> Task directions
Your answer must match the data word for word.

> Working data
◆ ◆ ◆ ◆

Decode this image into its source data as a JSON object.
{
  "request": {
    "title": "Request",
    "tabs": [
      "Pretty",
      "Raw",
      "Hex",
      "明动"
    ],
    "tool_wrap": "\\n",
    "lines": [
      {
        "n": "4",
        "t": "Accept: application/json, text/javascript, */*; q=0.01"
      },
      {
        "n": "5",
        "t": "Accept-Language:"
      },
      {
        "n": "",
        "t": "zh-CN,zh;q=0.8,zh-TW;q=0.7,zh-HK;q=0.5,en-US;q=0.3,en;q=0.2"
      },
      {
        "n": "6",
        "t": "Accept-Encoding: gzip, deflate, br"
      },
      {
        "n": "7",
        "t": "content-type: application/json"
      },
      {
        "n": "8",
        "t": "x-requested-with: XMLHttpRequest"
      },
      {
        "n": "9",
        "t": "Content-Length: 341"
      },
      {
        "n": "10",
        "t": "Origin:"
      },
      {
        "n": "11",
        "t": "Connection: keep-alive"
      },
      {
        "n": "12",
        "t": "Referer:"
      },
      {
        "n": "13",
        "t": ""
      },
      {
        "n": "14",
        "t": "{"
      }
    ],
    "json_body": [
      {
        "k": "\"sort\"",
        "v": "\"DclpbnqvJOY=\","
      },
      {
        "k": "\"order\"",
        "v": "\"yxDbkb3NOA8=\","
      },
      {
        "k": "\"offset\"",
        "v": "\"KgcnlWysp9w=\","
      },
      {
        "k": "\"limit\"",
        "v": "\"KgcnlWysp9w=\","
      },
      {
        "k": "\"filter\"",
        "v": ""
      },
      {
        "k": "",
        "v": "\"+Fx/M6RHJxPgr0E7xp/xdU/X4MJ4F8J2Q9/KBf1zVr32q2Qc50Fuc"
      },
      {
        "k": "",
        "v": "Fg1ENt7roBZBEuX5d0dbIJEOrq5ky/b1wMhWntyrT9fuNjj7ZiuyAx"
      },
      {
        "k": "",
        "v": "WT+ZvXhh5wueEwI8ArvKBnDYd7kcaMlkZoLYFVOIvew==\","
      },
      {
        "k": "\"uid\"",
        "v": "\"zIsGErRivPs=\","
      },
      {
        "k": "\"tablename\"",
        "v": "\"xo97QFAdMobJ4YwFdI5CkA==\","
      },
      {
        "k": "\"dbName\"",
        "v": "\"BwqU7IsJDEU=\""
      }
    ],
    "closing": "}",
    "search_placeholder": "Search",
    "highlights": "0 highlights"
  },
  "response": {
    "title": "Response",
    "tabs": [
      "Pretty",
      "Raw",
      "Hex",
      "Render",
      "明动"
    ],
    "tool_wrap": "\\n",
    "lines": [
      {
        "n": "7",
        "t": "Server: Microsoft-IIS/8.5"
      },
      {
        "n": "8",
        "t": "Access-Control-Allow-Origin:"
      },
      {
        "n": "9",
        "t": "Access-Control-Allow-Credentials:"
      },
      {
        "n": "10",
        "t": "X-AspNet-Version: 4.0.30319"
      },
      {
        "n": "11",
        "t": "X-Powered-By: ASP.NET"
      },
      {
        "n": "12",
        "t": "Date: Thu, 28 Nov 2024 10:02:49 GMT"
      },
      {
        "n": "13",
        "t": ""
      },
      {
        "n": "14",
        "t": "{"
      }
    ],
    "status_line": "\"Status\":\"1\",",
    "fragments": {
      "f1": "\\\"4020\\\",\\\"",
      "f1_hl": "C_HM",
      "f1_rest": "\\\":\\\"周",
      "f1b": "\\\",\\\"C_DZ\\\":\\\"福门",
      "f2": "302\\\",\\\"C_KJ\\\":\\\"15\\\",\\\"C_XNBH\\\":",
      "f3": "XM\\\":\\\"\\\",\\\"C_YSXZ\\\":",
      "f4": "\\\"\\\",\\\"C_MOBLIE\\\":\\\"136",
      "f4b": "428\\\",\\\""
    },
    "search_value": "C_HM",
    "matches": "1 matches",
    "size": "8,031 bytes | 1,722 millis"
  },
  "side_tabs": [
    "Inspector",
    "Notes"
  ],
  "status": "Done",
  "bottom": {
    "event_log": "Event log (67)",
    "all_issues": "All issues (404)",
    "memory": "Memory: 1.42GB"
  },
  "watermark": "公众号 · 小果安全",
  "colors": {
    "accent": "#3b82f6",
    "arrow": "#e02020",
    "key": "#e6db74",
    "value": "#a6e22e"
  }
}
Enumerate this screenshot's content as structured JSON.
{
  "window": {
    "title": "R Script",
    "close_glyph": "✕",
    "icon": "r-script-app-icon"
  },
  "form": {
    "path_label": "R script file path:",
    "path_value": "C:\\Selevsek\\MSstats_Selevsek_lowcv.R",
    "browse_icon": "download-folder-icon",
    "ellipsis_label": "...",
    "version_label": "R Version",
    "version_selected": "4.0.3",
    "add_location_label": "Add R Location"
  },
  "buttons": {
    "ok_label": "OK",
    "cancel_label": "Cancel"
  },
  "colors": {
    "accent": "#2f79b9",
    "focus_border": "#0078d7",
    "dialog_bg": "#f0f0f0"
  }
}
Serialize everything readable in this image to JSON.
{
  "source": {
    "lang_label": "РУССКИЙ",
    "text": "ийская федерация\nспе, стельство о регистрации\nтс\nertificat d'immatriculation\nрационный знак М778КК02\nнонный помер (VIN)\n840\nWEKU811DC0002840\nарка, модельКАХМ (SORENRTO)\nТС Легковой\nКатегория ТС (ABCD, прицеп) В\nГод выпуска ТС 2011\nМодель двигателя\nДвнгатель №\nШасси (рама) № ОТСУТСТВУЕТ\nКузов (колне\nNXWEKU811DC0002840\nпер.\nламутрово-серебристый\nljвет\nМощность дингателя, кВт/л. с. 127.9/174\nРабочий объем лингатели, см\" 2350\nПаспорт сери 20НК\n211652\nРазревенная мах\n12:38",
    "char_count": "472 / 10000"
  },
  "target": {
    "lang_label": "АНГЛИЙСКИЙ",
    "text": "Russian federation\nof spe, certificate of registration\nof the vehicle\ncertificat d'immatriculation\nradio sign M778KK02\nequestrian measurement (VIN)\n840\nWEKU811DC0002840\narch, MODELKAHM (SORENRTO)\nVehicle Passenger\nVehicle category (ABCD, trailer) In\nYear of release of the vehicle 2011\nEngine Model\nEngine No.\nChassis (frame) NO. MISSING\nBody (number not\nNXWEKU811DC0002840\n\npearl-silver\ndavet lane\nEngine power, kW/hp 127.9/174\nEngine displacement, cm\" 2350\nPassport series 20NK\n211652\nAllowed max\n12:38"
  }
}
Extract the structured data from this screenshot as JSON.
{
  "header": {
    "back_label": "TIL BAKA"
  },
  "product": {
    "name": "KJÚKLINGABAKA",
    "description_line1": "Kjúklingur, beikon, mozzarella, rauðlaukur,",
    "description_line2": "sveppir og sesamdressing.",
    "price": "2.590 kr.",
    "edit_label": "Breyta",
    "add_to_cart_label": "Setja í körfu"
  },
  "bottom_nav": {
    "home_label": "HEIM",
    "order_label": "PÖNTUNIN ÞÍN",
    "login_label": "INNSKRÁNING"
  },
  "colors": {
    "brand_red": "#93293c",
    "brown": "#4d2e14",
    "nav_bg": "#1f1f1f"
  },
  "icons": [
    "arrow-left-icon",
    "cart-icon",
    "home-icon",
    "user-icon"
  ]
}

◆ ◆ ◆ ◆

> Output for this exercise
Decode this image into its source data as a JSON object.
{
  "request": {
    "title": "Request",
    "tabs": [
      "Pretty",
      "Raw",
      "Hex",
      "明动"
    ],
    "tool_wrap": "\\n",
    "lines": [
      {
        "n": "4",
        "t": "Accept: application/json, text/javascript, */*; q=0.01"
      },
      {
        "n": "5",
        "t": "Accept-Language:"
      },
      {
        "n": "",
        "t": "zh-CN,zh;q=0.8,zh-TW;q=0.7,zh-HK;q=0.5,en-US;q=0.3,en;q=0.2"
      },
      {
        "n": "6",
        "t": "Accept-Encoding: gzip, deflate, br"
      },
      {
        "n": "7",
        "t": "content-type: application/json"
      },
      {
        "n": "8",
        "t": "x-requested-with: XMLHttpRequest"
      },
      {
        "n": "9",
        "t": "Content-Length: 341"
      },
      {
        "n": "10",
        "t": "Origin:"
      },
      {
        "n": "11",
        "t": "Connection: keep-alive"
      },
      {
        "n": "12",
        "t": "Referer:"
      },
      {
        "n": "13",
        "t": ""
      },
      {
        "n": "14",
        "t": "{"
      }
    ],
    "json_body": [
      {
        "k": "\"sort\"",
        "v": "\"DclpbnqvJOY=\","
      },
      {
        "k": "\"order\"",
        "v": "\"yxDbkb3NOA8=\","
      },
      {
        "k": "\"offset\"",
        "v": "\"KgcnlWysp9w=\","
      },
      {
        "k": "\"limit\"",
        "v": "\"KgcnlWysp9w=\","
      },
      {
        "k": "\"filter\"",
        "v": ""
      },
      {
        "k": "",
        "v": "\"+Fx/M6RHJxPgr0E7xp/xdU/X4MJ4F8J2Q9/KBf1zVr32q2Qc50Fuc"
      },
      {
        "k": "",
        "v": "Fg1ENt7roBZBEuX5d0dbIJEOrq5ky/b1wMhWntyrT9fuNjj7ZiuyAx"
      },
      {
        "k": "",
        "v": "WT+ZvXhh5wueEwI8ArvKBnDYd7kcaMlkZoLYFVOIvew==\","
      },
      {
        "k": "\"uid\"",
        "v": "\"zIsGErRivPs=\","
      },
      {
        "k": "\"tablename\"",
        "v": "\"xo97QFAdMobJ4YwFdI5CkA==\","
      },
      {
        "k": "\"dbName\"",
        "v": "\"BwqU7IsJDEU=\""
      }
    ],
    "closing": "}",
    "search_placeholder": "Search",
    "highlights": "0 highlights"
  },
  "response": {
    "title": "Response",
    "tabs": [
      "Pretty",
      "Raw",
      "Hex",
      "Render",
      "明动"
    ],
    "tool_wrap": "\\n",
    "lines": [
      {
        "n": "7",
        "t": "Server: Microsoft-IIS/8.5"
      },
      {
        "n": "8",
        "t": "Access-Control-Allow-Origin:"
      },
      {
        "n": "9",
        "t": "Access-Control-Allow-Credentials:"
      },
      {
        "n": "10",
        "t": "X-AspNet-Version: 4.0.30319"
      },
      {
        "n": "11",
        "t": "X-Powered-By: ASP.NET"
      },
      {
        "n": "12",
        "t": "Date: Thu, 28 Nov 2024 10:02:49 GMT"
      },
      {
        "n": "13",
        "t": ""
      },
      {
        "n": "14",
        "t": "{"
      }
    ],
    "status_line": "\"Status\":\"1\",",
    "fragments": {
      "f1": "\\\"4020\\\",\\\"",
      "f1_hl": "C_HM",
      "f1_rest": "\\\":\\\"周",
      "f1b": "\\\",\\\"C_DZ\\\":\\\"福门",
      "f2": "302\\\",\\\"C_KJ\\\":\\\"15\\\",\\\"C_XNBH\\\":",
      "f3": "XM\\\":\\\"\\\",\\\"C_YSXZ\\\":",
      "f4": "\\\"\\\",\\\"C_MOBLIE\\\":\\\"136",
      "f4b": "428\\\",\\\""
    },
    "search_value": "C_HM",
    "matches": "1 matches",
    "size": "8,031 bytes | 1,722 millis"
  },
  "side_tabs": [
    "Inspector",
    "Notes"
  ],
  "status": "Done",
  "bottom": {
    "event_log": "Event log (67)",
    "all_issues": "All issues (404)",
    "memory": "Memory: 1.42GB"
  },
  "watermark": "公众号 · 小果安全",
  "colors": {
    "accent": "#3b82f6",
    "arrow": "#e02020",
    "key": "#e6db74",
    "value": "#a6e22e"
  }
}
Enumerate this screenshot's content as structured JSON.
{
  "window": {
    "title": "R Script",
    "close_glyph": "✕",
    "icon": "r-script-app-icon"
  },
  "form": {
    "path_label": "R script file path:",
    "path_value": "C:\\Selevsek\\MSstats_Selevsek_lowcv.R",
    "browse_icon": "download-folder-icon",
    "ellipsis_label": "...",
    "version_label": "R Version",
    "version_selected": "4.0.3",
    "add_location_label": "Add R Location"
  },
  "buttons": {
    "ok_label": "OK",
    "cancel_label": "Cancel"
  },
  "colors": {
    "accent": "#2f79b9",
    "focus_border": "#0078d7",
    "dialog_bg": "#f0f0f0"
  }
}
Serialize everything readable in this image to JSON.
{
  "source": {
    "lang_label": "РУССКИЙ",
    "text": "ийская федерация\nспе, стельство о регистрации\nтс\nertificat d'immatriculation\nрационный знак М778КК02\nнонный помер (VIN)\n840\nWEKU811DC0002840\nарка, модельКАХМ (SORENRTO)\nТС Легковой\nКатегория ТС (ABCD, прицеп) В\nГод выпуска ТС 2011\nМодель двигателя\nДвнгатель №\nШасси (рама) № ОТСУТСТВУЕТ\nКузов (колне\nNXWEKU811DC0002840\nпер.\nламутрово-серебристый\nljвет\nМощность дингателя, кВт/л. с. 127.9/174\nРабочий объем лингатели, см\" 2350\nПаспорт сери 20НК\n211652\nРазревенная мах\n12:38",
    "char_count": "472 / 10000"
  },
  "target": {
    "lang_label": "АНГЛИЙСКИЙ",
    "text": "Russian federation\nof spe, certificate of registration\nof the vehicle\ncertificat d'immatriculation\nradio sign M778KK02\nequestrian measurement (VIN)\n840\nWEKU811DC0002840\narch, MODELKAHM (SORENRTO)\nVehicle Passenger\nVehicle category (ABCD, trailer) In\nYear of release of the vehicle 2011\nEngine Model\nEngine No.\nChassis (frame) NO. MISSING\nBody (number not\nNXWEKU811DC0002840\n\npearl-silver\ndavet lane\nEngine power, kW/hp 127.9/174\nEngine displacement, cm\" 2350\nPassport series 20NK\n211652\nAllowed max\n12:38"
  }
}
Extract the structured data from this screenshot as JSON.
{
  "header": {
    "back_label": "TIL BAKA"
  },
  "product": {
    "name": "KJÚKLINGABAKA",
    "description_line1": "Kjúklingur, beikon, mozzarella, rauðlaukur,",
    "description_line2": "sveppir og sesamdressing.",
    "price": "2.590 kr.",
    "edit_label": "Breyta",
    "add_to_cart_label": "Setja í körfu"
  },
  "bottom_nav": {
    "home_label": "HEIM",
    "order_label": "PÖNTUNIN ÞÍN",
    "login_label": "INNSKRÁNING"
  },
  "colors": {
    "brand_red": "#93293c",
    "brown": "#4d2e14",
    "nav_bg": "#1f1f1f"
  },
  "icons": [
    "arrow-left-icon",
    "cart-icon",
    "home-icon",
    "user-icon"
  ]
}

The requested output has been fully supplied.